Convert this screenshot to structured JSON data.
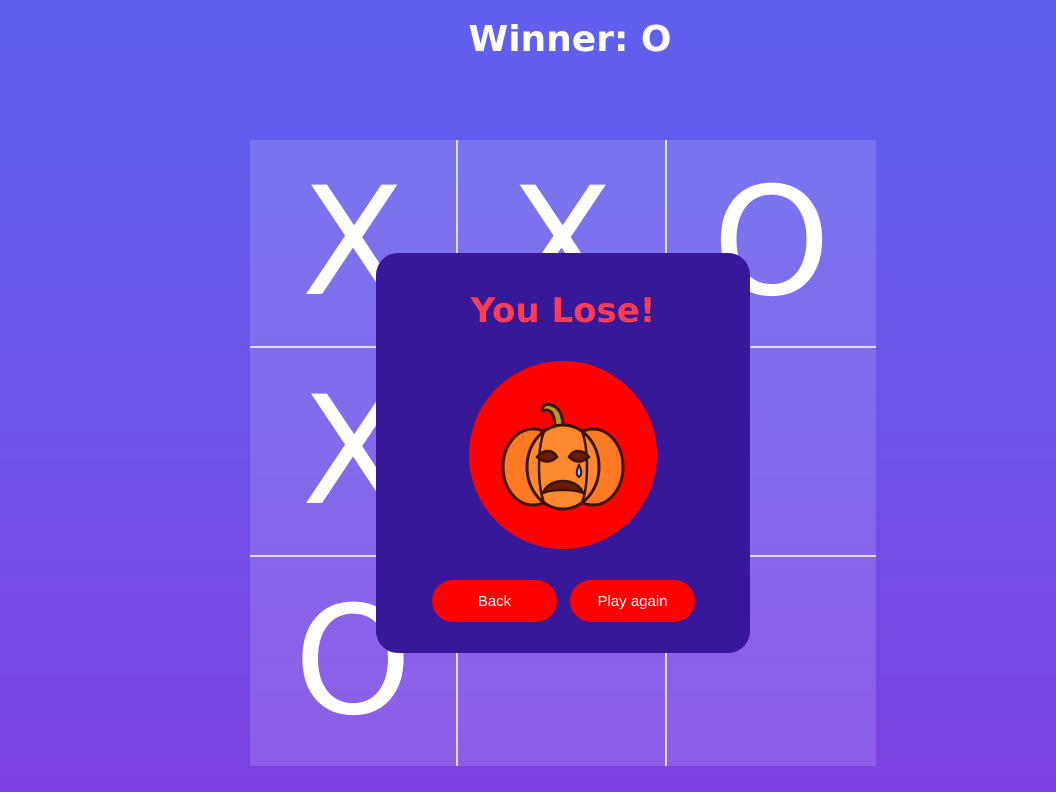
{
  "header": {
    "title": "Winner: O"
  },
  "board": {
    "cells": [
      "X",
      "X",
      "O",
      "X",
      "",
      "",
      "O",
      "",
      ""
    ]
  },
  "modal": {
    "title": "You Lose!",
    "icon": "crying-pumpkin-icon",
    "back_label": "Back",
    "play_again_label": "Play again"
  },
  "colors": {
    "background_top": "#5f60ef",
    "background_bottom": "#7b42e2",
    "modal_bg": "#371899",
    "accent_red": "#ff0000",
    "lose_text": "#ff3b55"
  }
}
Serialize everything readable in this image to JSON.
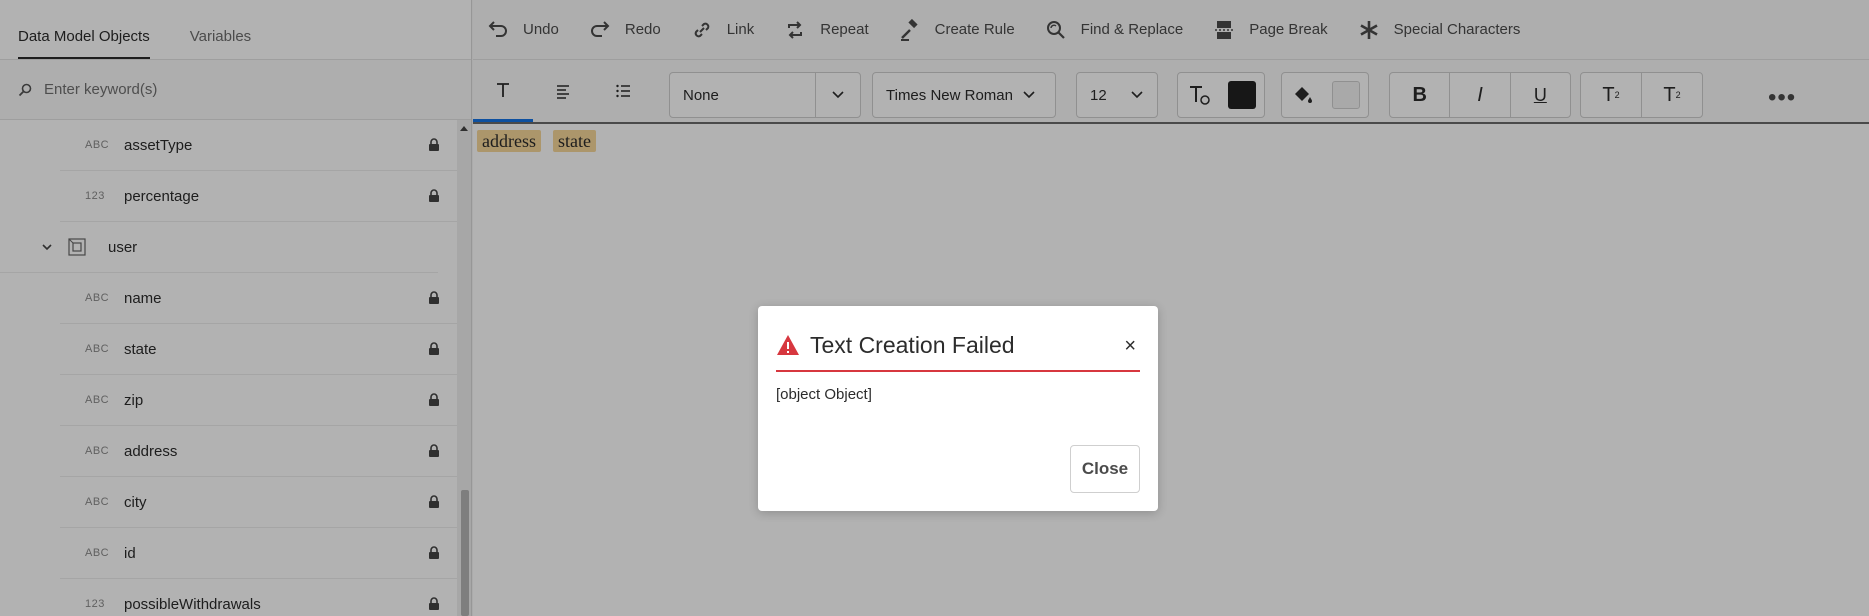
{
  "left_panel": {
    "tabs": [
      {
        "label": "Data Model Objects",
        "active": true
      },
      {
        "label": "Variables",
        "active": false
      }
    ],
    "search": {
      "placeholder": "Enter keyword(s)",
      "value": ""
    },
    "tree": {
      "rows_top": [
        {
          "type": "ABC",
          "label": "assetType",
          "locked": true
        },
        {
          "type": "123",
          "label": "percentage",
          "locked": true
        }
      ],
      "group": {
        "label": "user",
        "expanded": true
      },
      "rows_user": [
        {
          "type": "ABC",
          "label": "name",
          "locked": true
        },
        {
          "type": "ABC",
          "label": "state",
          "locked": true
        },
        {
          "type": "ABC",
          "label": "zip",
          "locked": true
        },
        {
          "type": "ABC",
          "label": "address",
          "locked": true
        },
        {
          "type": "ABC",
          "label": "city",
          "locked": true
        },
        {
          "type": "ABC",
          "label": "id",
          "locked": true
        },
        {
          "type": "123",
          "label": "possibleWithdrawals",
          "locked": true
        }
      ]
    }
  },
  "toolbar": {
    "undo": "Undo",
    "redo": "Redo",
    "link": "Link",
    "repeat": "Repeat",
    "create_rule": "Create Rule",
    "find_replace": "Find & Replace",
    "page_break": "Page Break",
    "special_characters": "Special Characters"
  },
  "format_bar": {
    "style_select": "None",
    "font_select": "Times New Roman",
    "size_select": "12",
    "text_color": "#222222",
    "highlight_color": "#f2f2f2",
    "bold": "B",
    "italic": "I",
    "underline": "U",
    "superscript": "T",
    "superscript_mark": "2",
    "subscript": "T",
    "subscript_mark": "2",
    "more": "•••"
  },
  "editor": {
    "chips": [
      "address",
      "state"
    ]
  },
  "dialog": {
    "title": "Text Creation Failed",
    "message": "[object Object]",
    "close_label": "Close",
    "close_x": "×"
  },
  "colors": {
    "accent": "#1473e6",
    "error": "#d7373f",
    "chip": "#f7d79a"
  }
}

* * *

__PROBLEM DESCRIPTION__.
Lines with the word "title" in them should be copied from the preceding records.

__RESPONSE TO THE TASK__.
    "title": "Winner: O"
    "title": "You Lose!",
    "title": "Text Creation Failed",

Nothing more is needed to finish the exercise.